RECORDS TO PROCESS
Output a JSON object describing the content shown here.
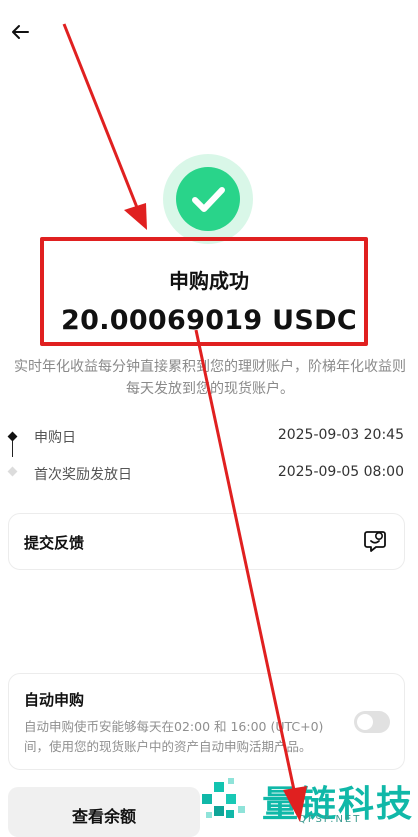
{
  "header": {
    "back_icon": "arrow-left-icon"
  },
  "status": {
    "icon": "check-circle-icon",
    "title": "申购成功",
    "amount": "20.00069019 USDC",
    "description": "实时年化收益每分钟直接累积到您的理财账户，阶梯年化收益则每天发放到您的现货账户。"
  },
  "timeline": [
    {
      "label": "申购日",
      "value": "2025-09-03 20:45"
    },
    {
      "label": "首次奖励发放日",
      "value": "2025-09-05 08:00"
    }
  ],
  "feedback": {
    "label": "提交反馈",
    "icon": "feedback-smile-icon"
  },
  "auto_subscribe": {
    "title": "自动申购",
    "description": "自动申购使币安能够每天在02:00 和 16:00 (UTC+0) 间，使用您的现货账户中的资产自动申购活期产品。",
    "enabled": false
  },
  "buttons": {
    "view_balance": "查看余额"
  },
  "watermark": {
    "text": "量链科技",
    "sub": "QFSP.NET"
  },
  "colors": {
    "success": "#29d48a",
    "highlight": "#e02020",
    "watermark": "#10b8a8"
  }
}
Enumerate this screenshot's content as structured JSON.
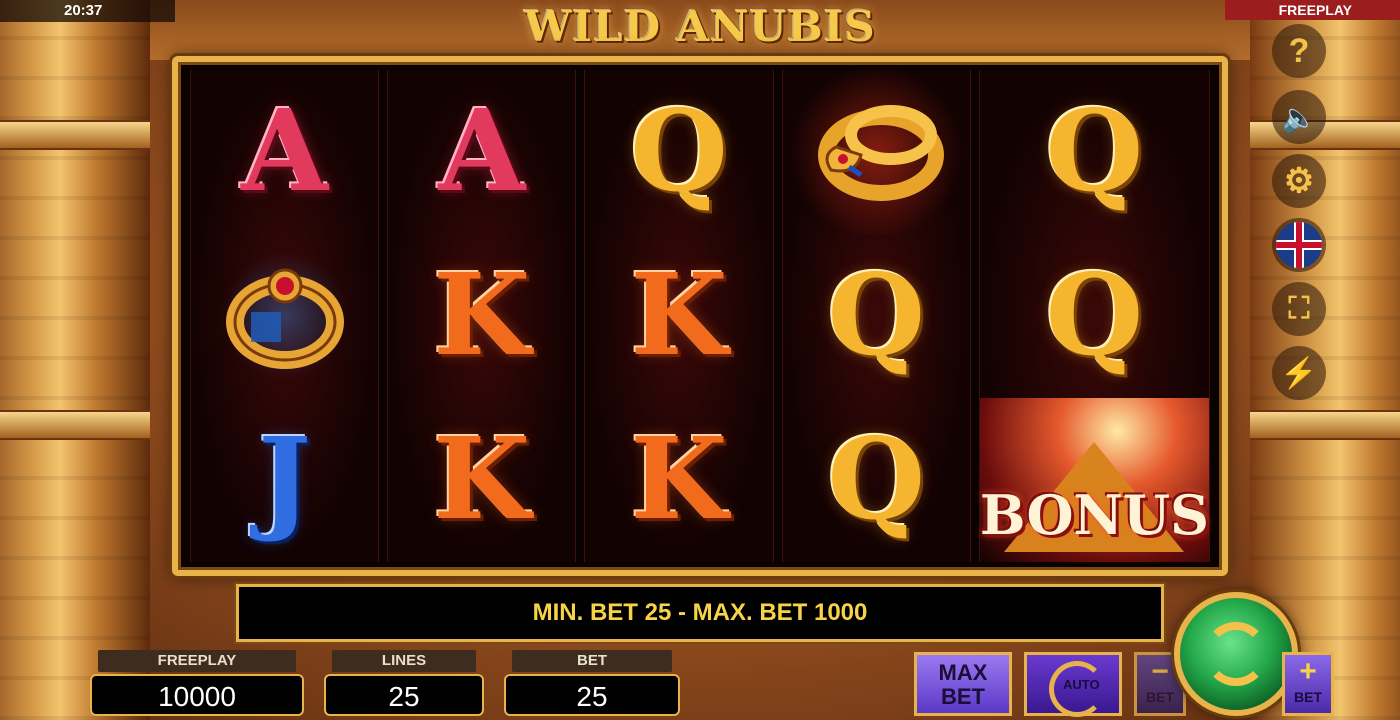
{
  "status": {
    "time": "20:37",
    "mode": "FREEPLAY"
  },
  "game": {
    "title": "WILD ANUBIS"
  },
  "reels": [
    [
      {
        "symbol": "A",
        "type": "letter"
      },
      {
        "symbol": "ring",
        "type": "icon"
      },
      {
        "symbol": "J",
        "type": "letter"
      }
    ],
    [
      {
        "symbol": "A",
        "type": "letter"
      },
      {
        "symbol": "K",
        "type": "letter"
      },
      {
        "symbol": "K",
        "type": "letter"
      }
    ],
    [
      {
        "symbol": "Q",
        "type": "letter"
      },
      {
        "symbol": "K",
        "type": "letter"
      },
      {
        "symbol": "K",
        "type": "letter"
      }
    ],
    [
      {
        "symbol": "snake",
        "type": "icon"
      },
      {
        "symbol": "Q",
        "type": "letter"
      },
      {
        "symbol": "Q",
        "type": "letter"
      }
    ],
    [
      {
        "symbol": "Q",
        "type": "letter"
      },
      {
        "symbol": "Q",
        "type": "letter"
      },
      {
        "symbol": "BONUS",
        "type": "bonus"
      }
    ]
  ],
  "info": {
    "message": "MIN. BET 25 - MAX. BET 1000"
  },
  "stats": {
    "freeplay": {
      "label": "FREEPLAY",
      "value": "10000"
    },
    "lines": {
      "label": "LINES",
      "value": "25"
    },
    "bet": {
      "label": "BET",
      "value": "25"
    }
  },
  "buttons": {
    "max_bet_line1": "MAX",
    "max_bet_line2": "BET",
    "auto": "AUTO",
    "bet_minus_sign": "−",
    "bet_minus_label": "BET",
    "bet_plus_sign": "+",
    "bet_plus_label": "BET"
  },
  "side_icons": [
    "help-icon",
    "sound-muted-icon",
    "settings-gear-icon",
    "language-uk-flag-icon",
    "fullscreen-icon",
    "turbo-lightning-icon"
  ],
  "side_glyphs": {
    "help": "?",
    "sound": "🔈",
    "settings": "⚙",
    "fullscreen": "⛶",
    "turbo": "⚡"
  },
  "colors": {
    "accent_gold": "#e8b34a",
    "spin_green": "#23a84a",
    "button_purple": "#5a38c6",
    "info_text": "#f7d34a"
  }
}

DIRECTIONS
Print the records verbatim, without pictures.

REPLY
Output a JSON object describing the content shown here.
{
  "header": {
    "back_icon": "arrow-left-icon"
  },
  "status": {
    "icon": "check-circle-icon",
    "title": "申购成功",
    "amount": "20.00069019 USDC",
    "description": "实时年化收益每分钟直接累积到您的理财账户，阶梯年化收益则每天发放到您的现货账户。"
  },
  "timeline": [
    {
      "label": "申购日",
      "value": "2025-09-03 20:45"
    },
    {
      "label": "首次奖励发放日",
      "value": "2025-09-05 08:00"
    }
  ],
  "feedback": {
    "label": "提交反馈",
    "icon": "feedback-smile-icon"
  },
  "auto_subscribe": {
    "title": "自动申购",
    "description": "自动申购使币安能够每天在02:00 和 16:00 (UTC+0) 间，使用您的现货账户中的资产自动申购活期产品。",
    "enabled": false
  },
  "buttons": {
    "view_balance": "查看余额"
  },
  "watermark": {
    "text": "量链科技",
    "sub": "QFSP.NET"
  },
  "colors": {
    "success": "#29d48a",
    "highlight": "#e02020",
    "watermark": "#10b8a8"
  }
}
Enumerate this screenshot's content as structured JSON.
{
  "status": {
    "time": "20:37",
    "mode": "FREEPLAY"
  },
  "game": {
    "title": "WILD ANUBIS"
  },
  "reels": [
    [
      {
        "symbol": "A",
        "type": "letter"
      },
      {
        "symbol": "ring",
        "type": "icon"
      },
      {
        "symbol": "J",
        "type": "letter"
      }
    ],
    [
      {
        "symbol": "A",
        "type": "letter"
      },
      {
        "symbol": "K",
        "type": "letter"
      },
      {
        "symbol": "K",
        "type": "letter"
      }
    ],
    [
      {
        "symbol": "Q",
        "type": "letter"
      },
      {
        "symbol": "K",
        "type": "letter"
      },
      {
        "symbol": "K",
        "type": "letter"
      }
    ],
    [
      {
        "symbol": "snake",
        "type": "icon"
      },
      {
        "symbol": "Q",
        "type": "letter"
      },
      {
        "symbol": "Q",
        "type": "letter"
      }
    ],
    [
      {
        "symbol": "Q",
        "type": "letter"
      },
      {
        "symbol": "Q",
        "type": "letter"
      },
      {
        "symbol": "BONUS",
        "type": "bonus"
      }
    ]
  ],
  "info": {
    "message": "MIN. BET 25 - MAX. BET 1000"
  },
  "stats": {
    "freeplay": {
      "label": "FREEPLAY",
      "value": "10000"
    },
    "lines": {
      "label": "LINES",
      "value": "25"
    },
    "bet": {
      "label": "BET",
      "value": "25"
    }
  },
  "buttons": {
    "max_bet_line1": "MAX",
    "max_bet_line2": "BET",
    "auto": "AUTO",
    "bet_minus_sign": "−",
    "bet_minus_label": "BET",
    "bet_plus_sign": "+",
    "bet_plus_label": "BET"
  },
  "side_icons": [
    "help-icon",
    "sound-muted-icon",
    "settings-gear-icon",
    "language-uk-flag-icon",
    "fullscreen-icon",
    "turbo-lightning-icon"
  ],
  "side_glyphs": {
    "help": "?",
    "sound": "🔈",
    "settings": "⚙",
    "fullscreen": "⛶",
    "turbo": "⚡"
  },
  "colors": {
    "accent_gold": "#e8b34a",
    "spin_green": "#23a84a",
    "button_purple": "#5a38c6",
    "info_text": "#f7d34a"
  }
}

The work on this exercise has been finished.